When you think about it, it doesn’t make a whole lot of sense that the road to the Democratic presidential nomination would go through Utah or that, realistically, it would even be a pit stop.
But thanks to the completely bizarre Game-of-Thrones-style world of nominating politics, Utah will be a regular stop-over for the slew of candidates competing to be the Democrat to take on President Donald Trump in 2020 — and then get crushed in the Beehive State.
So why are they bothering to come here?
This past session, the Utah Legislature made two key changes, both of them helping to assure Utah’s voters have at least a little bit of a say in choosing their party’s nominees. SB242, sponsored by Sen. Curt Bramble, R-Provo, changes Utah’s nominating system from a party-sponsored caucus (remember those crazy long lines in 2016?) to a statewide primary.
More importantly, the bill moves Utah’s presidential primary up to March 3, where it will join 11 other states holding their nominating contests on what is called “Super Tuesday.”
While Utah is a small piece of that Super Tuesday field, at that critical juncture candidates can’t ignore a single delegate.
So, instead of having candidates fly into town to scoop up whatever money they can — as we saw Hillary Clinton do in 2016 — Utahns will get a chance to hear from the contenders, like Massachusetts Sen. Elizabeth Warren who is holding a campaign rally in downtown Salt Lake City on Wednesday evening.
Warren isn’t the first Democratic contender to visit the state — former Secretary of Housing and Urban Development Julian Castro and former Maryland Sen. John Delaney have already been through — and she surely won’t be the last.
“A number of the campaigns have already been reaching out to figure out when will be the best time” to come to the state, said Utah Democratic Party Chairwoman Daisy Thomas. “We will definitely be receiving almost all of them — if not all of the candidates — this year.”
And with more than 50,000 people running for the Democratic nomination, maybe we’ve finally plugged that hole left when the Outdoor Retailer show left for Colorado.
That’s an exaggeration. But it’s also a far cry from what we saw in 2016, when the parties held caucuses late in March. By then, both contests were practically locked up.
Even then, desperation brought Texas Sen. Ted Cruz and Ohio Gov. John Kasich out to try to stop Trump, who popped into town, too. And Sanders, grasping for anything to keep his campaign viable, came to town twice, turning out one of the largest crowds the state has seen for a political event.
Caucus turnout demolished expectations as Utah went for Cruz and Sanders — and it barely made any difference.
In 2020, of course, there won’t be much action on the Republican side. Utah GOP Chairman Rob Anderson said that, with “a presumptive coronation for President Trump,” it didn’t make sense for the party to raise the money to pay for the caucuses. (Taxpayers will pay $2.5 million to conduct the primary.)
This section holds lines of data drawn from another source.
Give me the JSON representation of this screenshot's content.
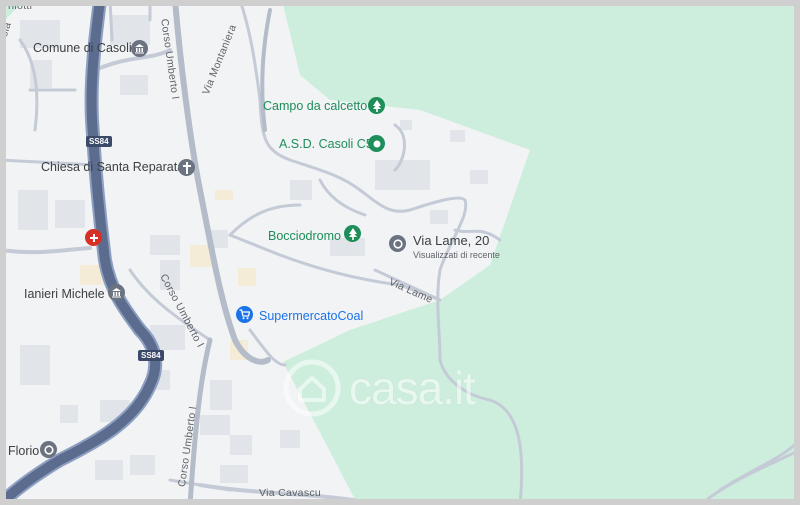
{
  "map": {
    "colors": {
      "land": "#f2f3f5",
      "park": "#cdeedd",
      "road": "#c4cbd6",
      "highway": "#5b6c8f",
      "building": "#e1e4e8",
      "poi_green": "#1e8e5a",
      "poi_blue": "#1a73e8",
      "hospital": "#d93025"
    },
    "places": {
      "comune": "Comune di Casoli",
      "chiesa": "Chiesa di Santa Reparata",
      "campo": "Campo da calcetto",
      "asd": "A.S.D. Casoli C5",
      "bocciodromo": "Bocciodromo",
      "via_lame_20": "Via Lame, 20",
      "recent": "Visualizzati di recente",
      "ianieri": "Ianieri Michele",
      "supermercato": "SupermercatoCoal",
      "florio": "Florio"
    },
    "streets": {
      "rilotti": "rilotti",
      "san_nicola": "Via San Nicola",
      "corso_umberto_top": "Corso Umberto I",
      "via_montaniera": "Via Montaniera",
      "corso_umberto_mid": "Corso Umberto I",
      "corso_umberto_bottom": "Corso Umberto I",
      "via_lame": "Via Lame",
      "via_cavascu": "Via Cavascu"
    },
    "shields": {
      "ss84_top": "SS84",
      "ss84_bottom": "SS84"
    },
    "icons": {
      "town_hall": "town-hall-icon",
      "church": "church-icon",
      "park": "park-icon",
      "sports": "sports-icon",
      "location": "location-pin-icon",
      "hospital": "hospital-icon",
      "shop": "shopping-cart-icon"
    },
    "watermark": "casa.it"
  }
}
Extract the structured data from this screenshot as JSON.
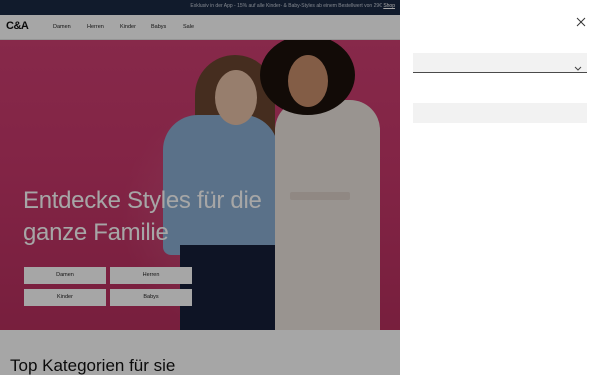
{
  "promo": {
    "text": "Exklusiv in der App - 15% auf alle Kinder- & Baby-Styles ab einem Bestellwert von 29€ ",
    "link": "Shop"
  },
  "header": {
    "logo": "C&A",
    "nav": [
      "Damen",
      "Herren",
      "Kinder",
      "Babys",
      "Sale"
    ]
  },
  "hero": {
    "headline": "Entdecke Styles für die ganze Familie",
    "buttons": [
      "Damen",
      "Herren",
      "Kinder",
      "Babys"
    ]
  },
  "section": {
    "title": "Top Kategorien für sie"
  },
  "panel": {
    "select_value": "",
    "input_value": "",
    "input_placeholder": ""
  },
  "colors": {
    "hero_bg": "#cf3f72",
    "promo_bg": "#1b2a44",
    "overlay": "rgba(0,0,0,0.35)"
  }
}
The Trump campaign was fine with the change and Anderson said he thought holding Utah’s primary on Super Tuesday “would put Utah on the map.”
Thomas, his Democratic counterpart, agrees.
“Now that we’re part of Super Tuesday, we’re much more part of the conversation for these presidential candidates,” she said. “They’re going to all be working for every single delegate vote and making sure they’re coming and hitting Utah and talking to real Utahns across the state.”
That forces candidates to address issues important to Utah and the West. Just this week, ahead of a visit to Colorado and Utah, Warren rolled out a policy proposal focused on protecting public lands, repairing dilapidated national parks, and restoring the Bears Ears and Grand Staircase-Escalante national monuments.
Part of Warren’s proposal is an executive order banning any new fossil fuel development on public lands. It’s a radical idea to contend there’s nowhere in the 600 million acres of federal land in the West appropriate for oil and gas development and that the president has the unilateral power to shut it down.
But the important part is that Warren is talking about these Utah issues and other Democratic contenders will have to do the same over the next 10 months — that can only be good for our state.